TASK OBJECTIVE –
Only text belongs in your copy of the listing below; reproduce it exactly and leave out the pictures.

════════════════════

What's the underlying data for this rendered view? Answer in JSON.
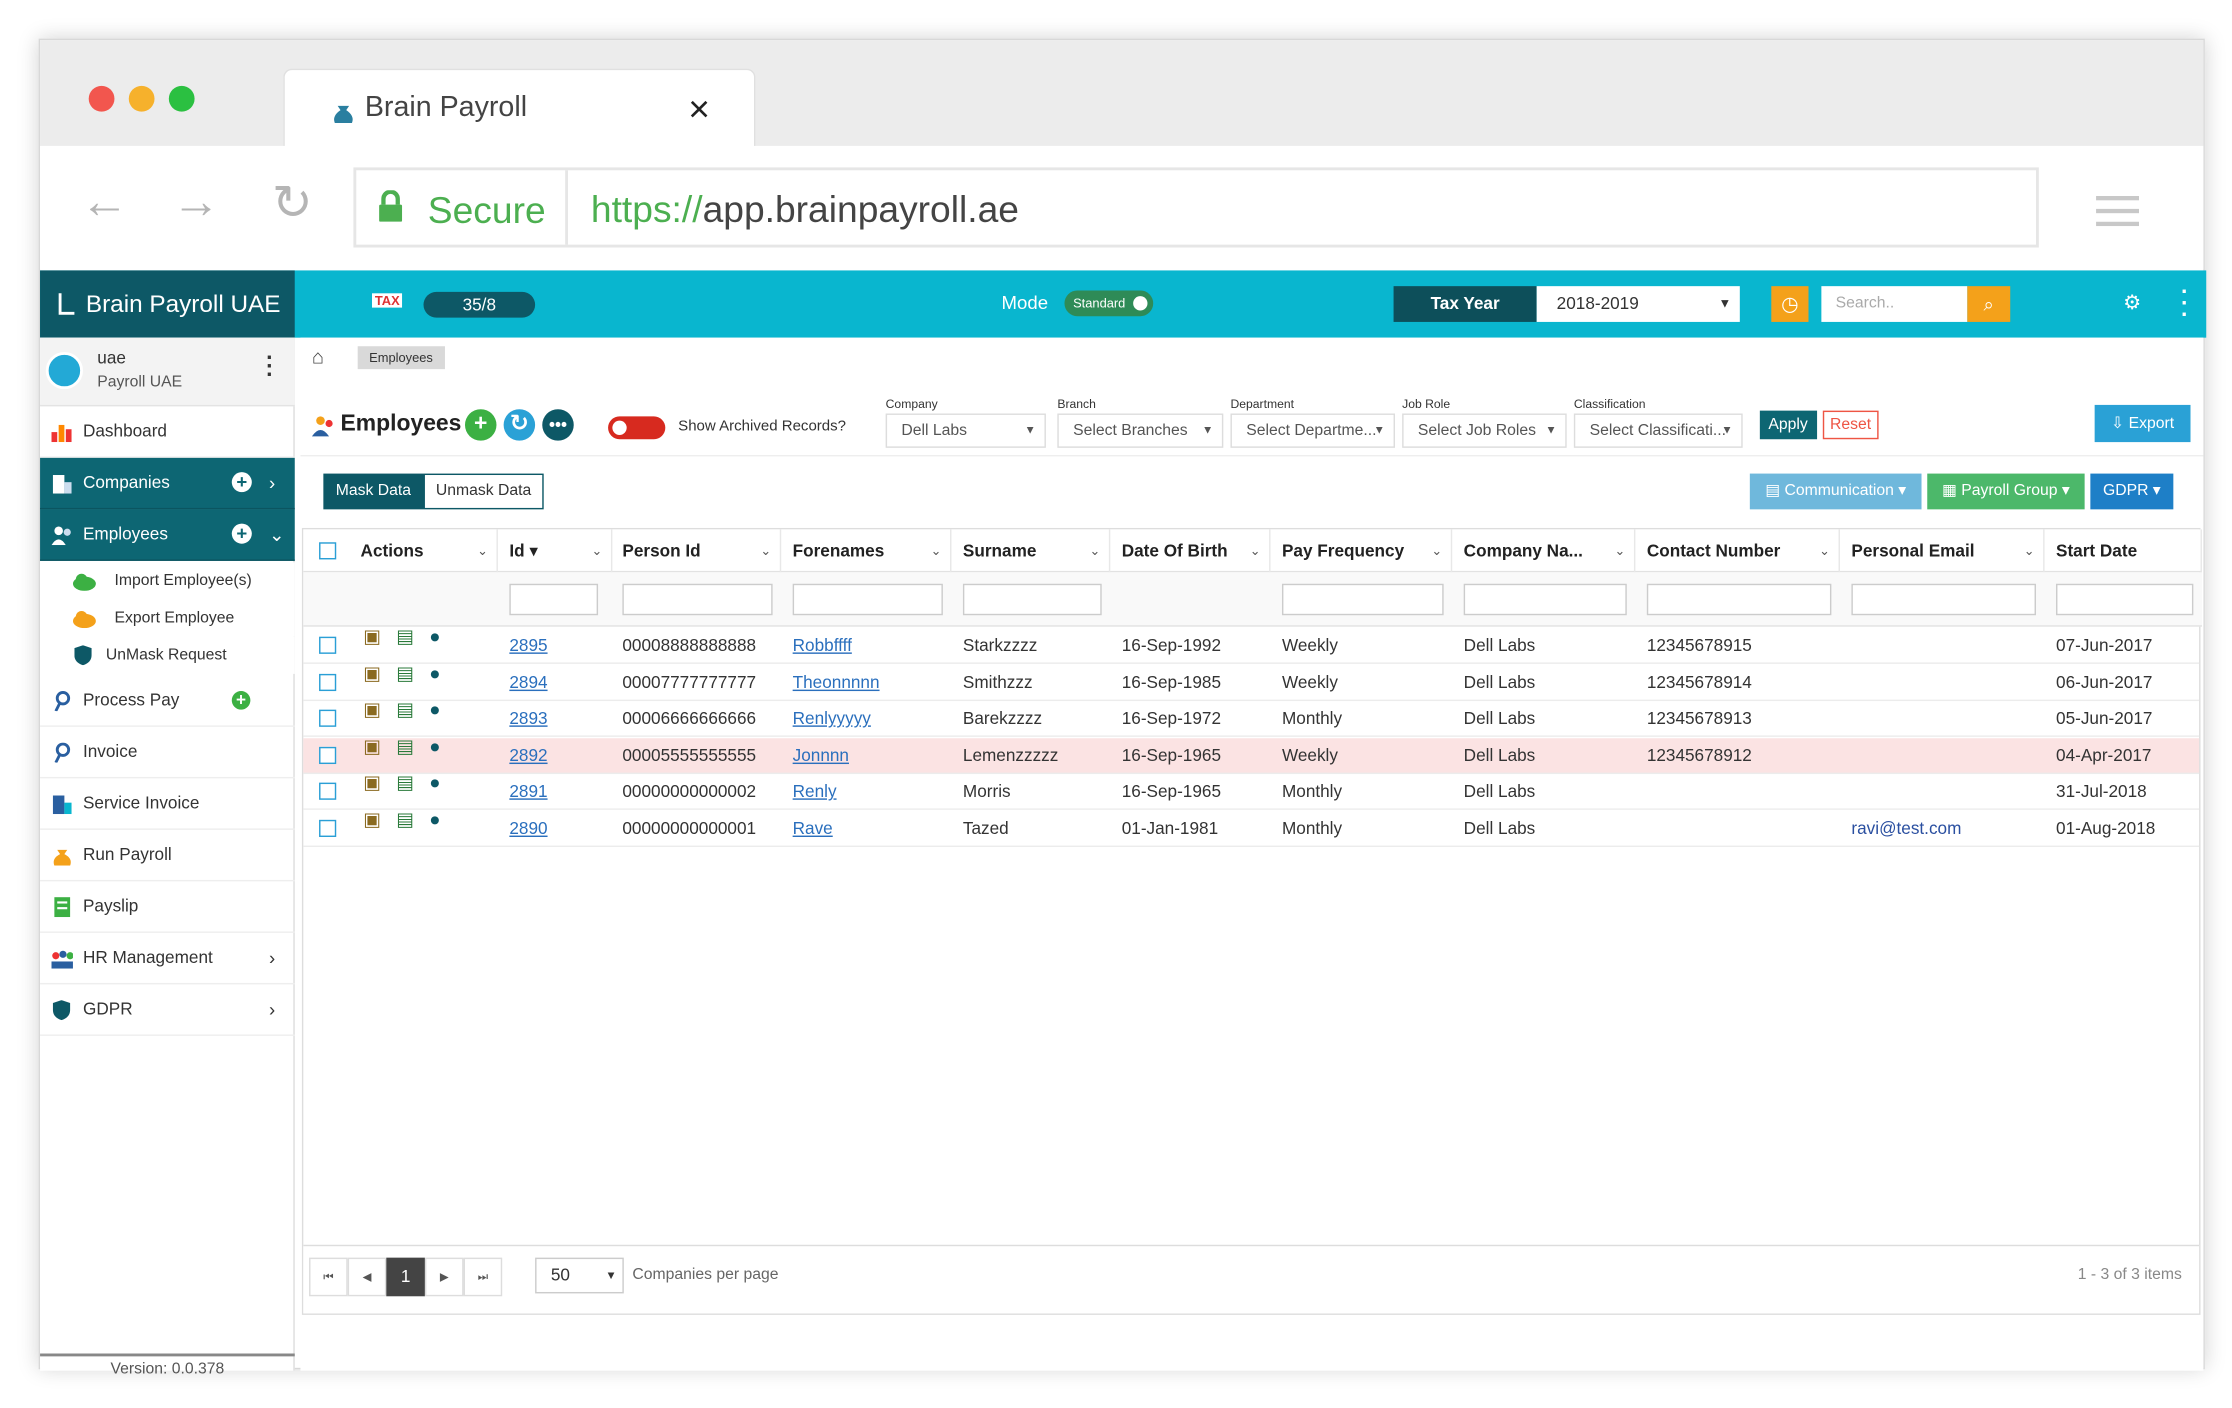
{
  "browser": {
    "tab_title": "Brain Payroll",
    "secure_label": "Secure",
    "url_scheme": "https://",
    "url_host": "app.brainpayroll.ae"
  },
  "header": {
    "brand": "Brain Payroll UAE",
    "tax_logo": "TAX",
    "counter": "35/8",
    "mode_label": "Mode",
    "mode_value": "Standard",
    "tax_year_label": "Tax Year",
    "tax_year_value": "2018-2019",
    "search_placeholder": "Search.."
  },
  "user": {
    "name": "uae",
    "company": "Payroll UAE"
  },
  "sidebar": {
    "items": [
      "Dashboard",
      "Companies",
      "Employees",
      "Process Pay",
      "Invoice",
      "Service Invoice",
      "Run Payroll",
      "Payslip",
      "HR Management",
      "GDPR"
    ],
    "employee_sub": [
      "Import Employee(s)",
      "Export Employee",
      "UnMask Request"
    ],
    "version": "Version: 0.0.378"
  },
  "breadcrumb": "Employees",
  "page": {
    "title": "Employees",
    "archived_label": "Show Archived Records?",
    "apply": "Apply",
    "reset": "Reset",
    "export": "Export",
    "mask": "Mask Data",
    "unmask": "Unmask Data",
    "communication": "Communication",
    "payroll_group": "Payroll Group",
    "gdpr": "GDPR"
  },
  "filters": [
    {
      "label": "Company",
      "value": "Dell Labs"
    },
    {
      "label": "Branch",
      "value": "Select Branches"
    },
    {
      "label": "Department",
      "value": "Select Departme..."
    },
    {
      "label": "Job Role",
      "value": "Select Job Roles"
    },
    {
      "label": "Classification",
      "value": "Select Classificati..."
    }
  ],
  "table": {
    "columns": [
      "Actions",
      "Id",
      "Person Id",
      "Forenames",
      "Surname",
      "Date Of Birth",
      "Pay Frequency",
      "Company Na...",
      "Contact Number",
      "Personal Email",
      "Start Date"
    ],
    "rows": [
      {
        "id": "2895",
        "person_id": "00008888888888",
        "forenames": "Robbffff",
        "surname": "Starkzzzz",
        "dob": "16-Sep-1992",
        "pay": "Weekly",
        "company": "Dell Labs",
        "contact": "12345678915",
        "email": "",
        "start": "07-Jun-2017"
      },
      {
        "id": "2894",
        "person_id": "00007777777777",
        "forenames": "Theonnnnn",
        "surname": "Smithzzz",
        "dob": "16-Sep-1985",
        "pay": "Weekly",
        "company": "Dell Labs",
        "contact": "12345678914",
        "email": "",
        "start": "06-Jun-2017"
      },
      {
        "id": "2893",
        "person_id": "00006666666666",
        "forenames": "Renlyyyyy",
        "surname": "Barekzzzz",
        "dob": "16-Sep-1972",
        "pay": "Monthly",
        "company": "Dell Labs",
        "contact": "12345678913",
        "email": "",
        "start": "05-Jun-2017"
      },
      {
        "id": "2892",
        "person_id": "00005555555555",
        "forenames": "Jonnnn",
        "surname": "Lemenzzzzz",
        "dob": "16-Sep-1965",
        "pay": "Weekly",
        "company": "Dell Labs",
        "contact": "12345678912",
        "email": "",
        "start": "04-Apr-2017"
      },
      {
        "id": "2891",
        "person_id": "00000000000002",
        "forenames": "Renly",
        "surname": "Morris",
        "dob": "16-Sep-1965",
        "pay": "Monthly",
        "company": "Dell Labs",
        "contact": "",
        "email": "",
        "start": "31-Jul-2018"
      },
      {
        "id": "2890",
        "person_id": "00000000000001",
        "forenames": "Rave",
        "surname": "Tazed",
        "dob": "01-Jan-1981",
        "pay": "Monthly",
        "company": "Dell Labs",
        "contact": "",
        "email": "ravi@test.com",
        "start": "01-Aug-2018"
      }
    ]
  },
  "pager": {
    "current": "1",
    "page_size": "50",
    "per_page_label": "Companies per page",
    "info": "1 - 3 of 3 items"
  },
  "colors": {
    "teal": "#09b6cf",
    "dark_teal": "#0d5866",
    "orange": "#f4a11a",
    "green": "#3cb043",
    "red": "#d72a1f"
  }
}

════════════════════

RESPONSE TO THE TASK –
What's the underlying data for this rendered view? Answer in JSON.
{
  "browser": {
    "tab_title": "Brain Payroll",
    "secure_label": "Secure",
    "url_scheme": "https://",
    "url_host": "app.brainpayroll.ae"
  },
  "header": {
    "brand": "Brain Payroll UAE",
    "tax_logo": "TAX",
    "counter": "35/8",
    "mode_label": "Mode",
    "mode_value": "Standard",
    "tax_year_label": "Tax Year",
    "tax_year_value": "2018-2019",
    "search_placeholder": "Search.."
  },
  "user": {
    "name": "uae",
    "company": "Payroll UAE"
  },
  "sidebar": {
    "items": [
      "Dashboard",
      "Companies",
      "Employees",
      "Process Pay",
      "Invoice",
      "Service Invoice",
      "Run Payroll",
      "Payslip",
      "HR Management",
      "GDPR"
    ],
    "employee_sub": [
      "Import Employee(s)",
      "Export Employee",
      "UnMask Request"
    ],
    "version": "Version: 0.0.378"
  },
  "breadcrumb": "Employees",
  "page": {
    "title": "Employees",
    "archived_label": "Show Archived Records?",
    "apply": "Apply",
    "reset": "Reset",
    "export": "Export",
    "mask": "Mask Data",
    "unmask": "Unmask Data",
    "communication": "Communication",
    "payroll_group": "Payroll Group",
    "gdpr": "GDPR"
  },
  "filters": [
    {
      "label": "Company",
      "value": "Dell Labs"
    },
    {
      "label": "Branch",
      "value": "Select Branches"
    },
    {
      "label": "Department",
      "value": "Select Departme..."
    },
    {
      "label": "Job Role",
      "value": "Select Job Roles"
    },
    {
      "label": "Classification",
      "value": "Select Classificati..."
    }
  ],
  "table": {
    "columns": [
      "Actions",
      "Id",
      "Person Id",
      "Forenames",
      "Surname",
      "Date Of Birth",
      "Pay Frequency",
      "Company Na...",
      "Contact Number",
      "Personal Email",
      "Start Date"
    ],
    "rows": [
      {
        "id": "2895",
        "person_id": "00008888888888",
        "forenames": "Robbffff",
        "surname": "Starkzzzz",
        "dob": "16-Sep-1992",
        "pay": "Weekly",
        "company": "Dell Labs",
        "contact": "12345678915",
        "email": "",
        "start": "07-Jun-2017"
      },
      {
        "id": "2894",
        "person_id": "00007777777777",
        "forenames": "Theonnnnn",
        "surname": "Smithzzz",
        "dob": "16-Sep-1985",
        "pay": "Weekly",
        "company": "Dell Labs",
        "contact": "12345678914",
        "email": "",
        "start": "06-Jun-2017"
      },
      {
        "id": "2893",
        "person_id": "00006666666666",
        "forenames": "Renlyyyyy",
        "surname": "Barekzzzz",
        "dob": "16-Sep-1972",
        "pay": "Monthly",
        "company": "Dell Labs",
        "contact": "12345678913",
        "email": "",
        "start": "05-Jun-2017"
      },
      {
        "id": "2892",
        "person_id": "00005555555555",
        "forenames": "Jonnnn",
        "surname": "Lemenzzzzz",
        "dob": "16-Sep-1965",
        "pay": "Weekly",
        "company": "Dell Labs",
        "contact": "12345678912",
        "email": "",
        "start": "04-Apr-2017"
      },
      {
        "id": "2891",
        "person_id": "00000000000002",
        "forenames": "Renly",
        "surname": "Morris",
        "dob": "16-Sep-1965",
        "pay": "Monthly",
        "company": "Dell Labs",
        "contact": "",
        "email": "",
        "start": "31-Jul-2018"
      },
      {
        "id": "2890",
        "person_id": "00000000000001",
        "forenames": "Rave",
        "surname": "Tazed",
        "dob": "01-Jan-1981",
        "pay": "Monthly",
        "company": "Dell Labs",
        "contact": "",
        "email": "ravi@test.com",
        "start": "01-Aug-2018"
      }
    ]
  },
  "pager": {
    "current": "1",
    "page_size": "50",
    "per_page_label": "Companies per page",
    "info": "1 - 3 of 3 items"
  },
  "colors": {
    "teal": "#09b6cf",
    "dark_teal": "#0d5866",
    "orange": "#f4a11a",
    "green": "#3cb043",
    "red": "#d72a1f"
  }
}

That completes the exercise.